== Task to complete ==
What is needed here is an exact copy of every entry.

● ● ● ● ●

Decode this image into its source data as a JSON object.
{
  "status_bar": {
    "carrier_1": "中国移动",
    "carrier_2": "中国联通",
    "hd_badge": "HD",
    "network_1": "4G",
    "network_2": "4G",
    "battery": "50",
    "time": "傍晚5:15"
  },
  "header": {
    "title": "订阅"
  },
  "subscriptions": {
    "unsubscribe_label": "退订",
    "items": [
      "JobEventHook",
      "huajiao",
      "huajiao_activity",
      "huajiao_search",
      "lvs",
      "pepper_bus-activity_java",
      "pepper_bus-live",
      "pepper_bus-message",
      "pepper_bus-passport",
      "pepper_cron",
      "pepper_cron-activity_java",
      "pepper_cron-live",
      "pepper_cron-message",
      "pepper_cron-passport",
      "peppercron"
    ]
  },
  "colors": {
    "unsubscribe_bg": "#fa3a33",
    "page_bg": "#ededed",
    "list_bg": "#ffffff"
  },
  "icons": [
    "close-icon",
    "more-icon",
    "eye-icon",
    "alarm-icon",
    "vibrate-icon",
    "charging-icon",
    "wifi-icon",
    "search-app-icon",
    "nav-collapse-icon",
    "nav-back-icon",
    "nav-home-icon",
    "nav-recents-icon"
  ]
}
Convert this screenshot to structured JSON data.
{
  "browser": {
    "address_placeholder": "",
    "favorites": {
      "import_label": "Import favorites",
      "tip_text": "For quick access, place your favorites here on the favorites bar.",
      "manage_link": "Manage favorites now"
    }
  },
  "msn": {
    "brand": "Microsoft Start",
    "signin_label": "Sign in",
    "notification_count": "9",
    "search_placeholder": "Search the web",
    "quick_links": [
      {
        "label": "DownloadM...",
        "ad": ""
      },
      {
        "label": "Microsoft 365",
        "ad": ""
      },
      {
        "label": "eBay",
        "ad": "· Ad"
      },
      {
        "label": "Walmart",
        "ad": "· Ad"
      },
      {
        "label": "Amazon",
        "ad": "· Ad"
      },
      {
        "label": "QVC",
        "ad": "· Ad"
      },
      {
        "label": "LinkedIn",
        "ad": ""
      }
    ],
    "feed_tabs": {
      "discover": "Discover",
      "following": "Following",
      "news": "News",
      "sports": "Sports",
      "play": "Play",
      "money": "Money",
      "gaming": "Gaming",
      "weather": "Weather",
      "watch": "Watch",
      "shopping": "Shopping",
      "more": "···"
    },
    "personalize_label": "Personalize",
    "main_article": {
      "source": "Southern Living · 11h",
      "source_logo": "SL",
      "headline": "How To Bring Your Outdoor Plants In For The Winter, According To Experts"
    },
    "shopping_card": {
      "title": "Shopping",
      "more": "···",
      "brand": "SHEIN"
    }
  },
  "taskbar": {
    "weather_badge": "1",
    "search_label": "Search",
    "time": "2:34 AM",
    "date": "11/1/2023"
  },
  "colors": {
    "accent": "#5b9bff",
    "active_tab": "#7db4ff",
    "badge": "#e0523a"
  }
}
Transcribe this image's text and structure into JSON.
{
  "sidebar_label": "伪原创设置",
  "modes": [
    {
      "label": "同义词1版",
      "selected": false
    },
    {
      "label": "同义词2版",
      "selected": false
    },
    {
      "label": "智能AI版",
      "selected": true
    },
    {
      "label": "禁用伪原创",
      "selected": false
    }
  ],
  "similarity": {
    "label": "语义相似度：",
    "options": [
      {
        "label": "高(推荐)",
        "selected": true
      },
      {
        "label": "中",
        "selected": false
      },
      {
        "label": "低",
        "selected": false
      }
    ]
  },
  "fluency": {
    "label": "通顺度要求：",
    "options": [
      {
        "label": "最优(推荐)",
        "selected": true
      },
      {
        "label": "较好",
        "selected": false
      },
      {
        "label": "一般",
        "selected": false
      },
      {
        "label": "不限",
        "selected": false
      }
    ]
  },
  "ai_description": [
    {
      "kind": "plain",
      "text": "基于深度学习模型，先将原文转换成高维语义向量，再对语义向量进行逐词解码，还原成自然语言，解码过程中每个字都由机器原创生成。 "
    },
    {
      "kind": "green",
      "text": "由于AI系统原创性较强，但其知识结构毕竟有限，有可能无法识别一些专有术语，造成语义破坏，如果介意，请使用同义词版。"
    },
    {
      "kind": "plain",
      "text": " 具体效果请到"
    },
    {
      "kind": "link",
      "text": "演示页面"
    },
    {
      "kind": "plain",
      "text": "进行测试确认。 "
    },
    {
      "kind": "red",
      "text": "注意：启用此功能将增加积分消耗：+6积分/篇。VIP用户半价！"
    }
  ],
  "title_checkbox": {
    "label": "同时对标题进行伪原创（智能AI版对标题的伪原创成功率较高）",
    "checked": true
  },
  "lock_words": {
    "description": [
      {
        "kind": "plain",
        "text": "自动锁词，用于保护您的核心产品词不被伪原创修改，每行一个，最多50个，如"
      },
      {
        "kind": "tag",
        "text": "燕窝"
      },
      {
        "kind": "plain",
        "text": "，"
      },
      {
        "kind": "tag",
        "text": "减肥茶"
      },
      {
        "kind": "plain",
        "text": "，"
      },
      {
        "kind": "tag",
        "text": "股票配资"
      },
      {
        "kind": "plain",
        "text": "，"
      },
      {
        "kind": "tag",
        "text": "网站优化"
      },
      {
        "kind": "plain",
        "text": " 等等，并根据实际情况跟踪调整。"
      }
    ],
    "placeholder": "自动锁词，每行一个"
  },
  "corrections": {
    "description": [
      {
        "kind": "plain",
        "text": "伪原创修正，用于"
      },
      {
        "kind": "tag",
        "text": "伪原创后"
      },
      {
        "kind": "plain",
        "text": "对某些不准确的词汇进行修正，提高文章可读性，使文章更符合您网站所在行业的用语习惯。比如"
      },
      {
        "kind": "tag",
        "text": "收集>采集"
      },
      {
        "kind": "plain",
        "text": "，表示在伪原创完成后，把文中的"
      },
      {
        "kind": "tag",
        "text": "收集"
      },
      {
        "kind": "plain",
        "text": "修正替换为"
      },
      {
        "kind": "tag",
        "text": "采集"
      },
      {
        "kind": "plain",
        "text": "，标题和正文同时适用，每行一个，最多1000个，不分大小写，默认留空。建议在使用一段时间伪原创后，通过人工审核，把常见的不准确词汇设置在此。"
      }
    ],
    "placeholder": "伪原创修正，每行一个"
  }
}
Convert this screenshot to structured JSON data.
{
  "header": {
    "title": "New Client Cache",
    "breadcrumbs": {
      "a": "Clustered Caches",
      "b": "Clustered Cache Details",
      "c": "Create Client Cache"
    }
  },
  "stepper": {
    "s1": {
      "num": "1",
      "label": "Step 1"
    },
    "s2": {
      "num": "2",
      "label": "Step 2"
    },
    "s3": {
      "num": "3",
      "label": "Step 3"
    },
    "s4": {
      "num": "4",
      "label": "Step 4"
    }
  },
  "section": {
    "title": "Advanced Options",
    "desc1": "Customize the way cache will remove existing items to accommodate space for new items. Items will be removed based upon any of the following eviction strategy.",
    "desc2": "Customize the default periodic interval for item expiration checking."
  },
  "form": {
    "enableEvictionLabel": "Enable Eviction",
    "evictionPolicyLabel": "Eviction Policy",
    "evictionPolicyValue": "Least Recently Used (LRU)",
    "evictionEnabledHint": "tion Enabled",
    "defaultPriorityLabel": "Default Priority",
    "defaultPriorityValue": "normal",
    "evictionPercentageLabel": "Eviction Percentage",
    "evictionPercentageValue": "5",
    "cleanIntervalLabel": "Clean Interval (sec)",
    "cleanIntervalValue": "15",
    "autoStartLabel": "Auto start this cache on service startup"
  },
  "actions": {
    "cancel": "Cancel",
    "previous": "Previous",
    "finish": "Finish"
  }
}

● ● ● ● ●

== Answer to the exercise ==
Decode this image into its source data as a JSON object.
{
  "status_bar": {
    "carrier_1": "中国移动",
    "carrier_2": "中国联通",
    "hd_badge": "HD",
    "network_1": "4G",
    "network_2": "4G",
    "battery": "50",
    "time": "傍晚5:15"
  },
  "header": {
    "title": "订阅"
  },
  "subscriptions": {
    "unsubscribe_label": "退订",
    "items": [
      "JobEventHook",
      "huajiao",
      "huajiao_activity",
      "huajiao_search",
      "lvs",
      "pepper_bus-activity_java",
      "pepper_bus-live",
      "pepper_bus-message",
      "pepper_bus-passport",
      "pepper_cron",
      "pepper_cron-activity_java",
      "pepper_cron-live",
      "pepper_cron-message",
      "pepper_cron-passport",
      "peppercron"
    ]
  },
  "colors": {
    "unsubscribe_bg": "#fa3a33",
    "page_bg": "#ededed",
    "list_bg": "#ffffff"
  },
  "icons": [
    "close-icon",
    "more-icon",
    "eye-icon",
    "alarm-icon",
    "vibrate-icon",
    "charging-icon",
    "wifi-icon",
    "search-app-icon",
    "nav-collapse-icon",
    "nav-back-icon",
    "nav-home-icon",
    "nav-recents-icon"
  ]
}
Convert this screenshot to structured JSON data.
{
  "browser": {
    "address_placeholder": "",
    "favorites": {
      "import_label": "Import favorites",
      "tip_text": "For quick access, place your favorites here on the favorites bar.",
      "manage_link": "Manage favorites now"
    }
  },
  "msn": {
    "brand": "Microsoft Start",
    "signin_label": "Sign in",
    "notification_count": "9",
    "search_placeholder": "Search the web",
    "quick_links": [
      {
        "label": "DownloadM...",
        "ad": ""
      },
      {
        "label": "Microsoft 365",
        "ad": ""
      },
      {
        "label": "eBay",
        "ad": "· Ad"
      },
      {
        "label": "Walmart",
        "ad": "· Ad"
      },
      {
        "label": "Amazon",
        "ad": "· Ad"
      },
      {
        "label": "QVC",
        "ad": "· Ad"
      },
      {
        "label": "LinkedIn",
        "ad": ""
      }
    ],
    "feed_tabs": {
      "discover": "Discover",
      "following": "Following",
      "news": "News",
      "sports": "Sports",
      "play": "Play",
      "money": "Money",
      "gaming": "Gaming",
      "weather": "Weather",
      "watch": "Watch",
      "shopping": "Shopping",
      "more": "···"
    },
    "personalize_label": "Personalize",
    "main_article": {
      "source": "Southern Living · 11h",
      "source_logo": "SL",
      "headline": "How To Bring Your Outdoor Plants In For The Winter, According To Experts"
    },
    "shopping_card": {
      "title": "Shopping",
      "more": "···",
      "brand": "SHEIN"
    }
  },
  "taskbar": {
    "weather_badge": "1",
    "search_label": "Search",
    "time": "2:34 AM",
    "date": "11/1/2023"
  },
  "colors": {
    "accent": "#5b9bff",
    "active_tab": "#7db4ff",
    "badge": "#e0523a"
  }
}
Transcribe this image's text and structure into JSON.
{
  "sidebar_label": "伪原创设置",
  "modes": [
    {
      "label": "同义词1版",
      "selected": false
    },
    {
      "label": "同义词2版",
      "selected": false
    },
    {
      "label": "智能AI版",
      "selected": true
    },
    {
      "label": "禁用伪原创",
      "selected": false
    }
  ],
  "similarity": {
    "label": "语义相似度：",
    "options": [
      {
        "label": "高(推荐)",
        "selected": true
      },
      {
        "label": "中",
        "selected": false
      },
      {
        "label": "低",
        "selected": false
      }
    ]
  },
  "fluency": {
    "label": "通顺度要求：",
    "options": [
      {
        "label": "最优(推荐)",
        "selected": true
      },
      {
        "label": "较好",
        "selected": false
      },
      {
        "label": "一般",
        "selected": false
      },
      {
        "label": "不限",
        "selected": false
      }
    ]
  },
  "ai_description": [
    {
      "kind": "plain",
      "text": "基于深度学习模型，先将原文转换成高维语义向量，再对语义向量进行逐词解码，还原成自然语言，解码过程中每个字都由机器原创生成。 "
    },
    {
      "kind": "green",
      "text": "由于AI系统原创性较强，但其知识结构毕竟有限，有可能无法识别一些专有术语，造成语义破坏，如果介意，请使用同义词版。"
    },
    {
      "kind": "plain",
      "text": " 具体效果请到"
    },
    {
      "kind": "link",
      "text": "演示页面"
    },
    {
      "kind": "plain",
      "text": "进行测试确认。 "
    },
    {
      "kind": "red",
      "text": "注意：启用此功能将增加积分消耗：+6积分/篇。VIP用户半价！"
    }
  ],
  "title_checkbox": {
    "label": "同时对标题进行伪原创（智能AI版对标题的伪原创成功率较高）",
    "checked": true
  },
  "lock_words": {
    "description": [
      {
        "kind": "plain",
        "text": "自动锁词，用于保护您的核心产品词不被伪原创修改，每行一个，最多50个，如"
      },
      {
        "kind": "tag",
        "text": "燕窝"
      },
      {
        "kind": "plain",
        "text": "，"
      },
      {
        "kind": "tag",
        "text": "减肥茶"
      },
      {
        "kind": "plain",
        "text": "，"
      },
      {
        "kind": "tag",
        "text": "股票配资"
      },
      {
        "kind": "plain",
        "text": "，"
      },
      {
        "kind": "tag",
        "text": "网站优化"
      },
      {
        "kind": "plain",
        "text": " 等等，并根据实际情况跟踪调整。"
      }
    ],
    "placeholder": "自动锁词，每行一个"
  },
  "corrections": {
    "description": [
      {
        "kind": "plain",
        "text": "伪原创修正，用于"
      },
      {
        "kind": "tag",
        "text": "伪原创后"
      },
      {
        "kind": "plain",
        "text": "对某些不准确的词汇进行修正，提高文章可读性，使文章更符合您网站所在行业的用语习惯。比如"
      },
      {
        "kind": "tag",
        "text": "收集>采集"
      },
      {
        "kind": "plain",
        "text": "，表示在伪原创完成后，把文中的"
      },
      {
        "kind": "tag",
        "text": "收集"
      },
      {
        "kind": "plain",
        "text": "修正替换为"
      },
      {
        "kind": "tag",
        "text": "采集"
      },
      {
        "kind": "plain",
        "text": "，标题和正文同时适用，每行一个，最多1000个，不分大小写，默认留空。建议在使用一段时间伪原创后，通过人工审核，把常见的不准确词汇设置在此。"
      }
    ],
    "placeholder": "伪原创修正，每行一个"
  }
}
Convert this screenshot to structured JSON data.
{
  "header": {
    "title": "New Client Cache",
    "breadcrumbs": {
      "a": "Clustered Caches",
      "b": "Clustered Cache Details",
      "c": "Create Client Cache"
    }
  },
  "stepper": {
    "s1": {
      "num": "1",
      "label": "Step 1"
    },
    "s2": {
      "num": "2",
      "label": "Step 2"
    },
    "s3": {
      "num": "3",
      "label": "Step 3"
    },
    "s4": {
      "num": "4",
      "label": "Step 4"
    }
  },
  "section": {
    "title": "Advanced Options",
    "desc1": "Customize the way cache will remove existing items to accommodate space for new items. Items will be removed based upon any of the following eviction strategy.",
    "desc2": "Customize the default periodic interval for item expiration checking."
  },
  "form": {
    "enableEvictionLabel": "Enable Eviction",
    "evictionPolicyLabel": "Eviction Policy",
    "evictionPolicyValue": "Least Recently Used (LRU)",
    "evictionEnabledHint": "tion Enabled",
    "defaultPriorityLabel": "Default Priority",
    "defaultPriorityValue": "normal",
    "evictionPercentageLabel": "Eviction Percentage",
    "evictionPercentageValue": "5",
    "cleanIntervalLabel": "Clean Interval (sec)",
    "cleanIntervalValue": "15",
    "autoStartLabel": "Auto start this cache on service startup"
  },
  "actions": {
    "cancel": "Cancel",
    "previous": "Previous",
    "finish": "Finish"
  }
}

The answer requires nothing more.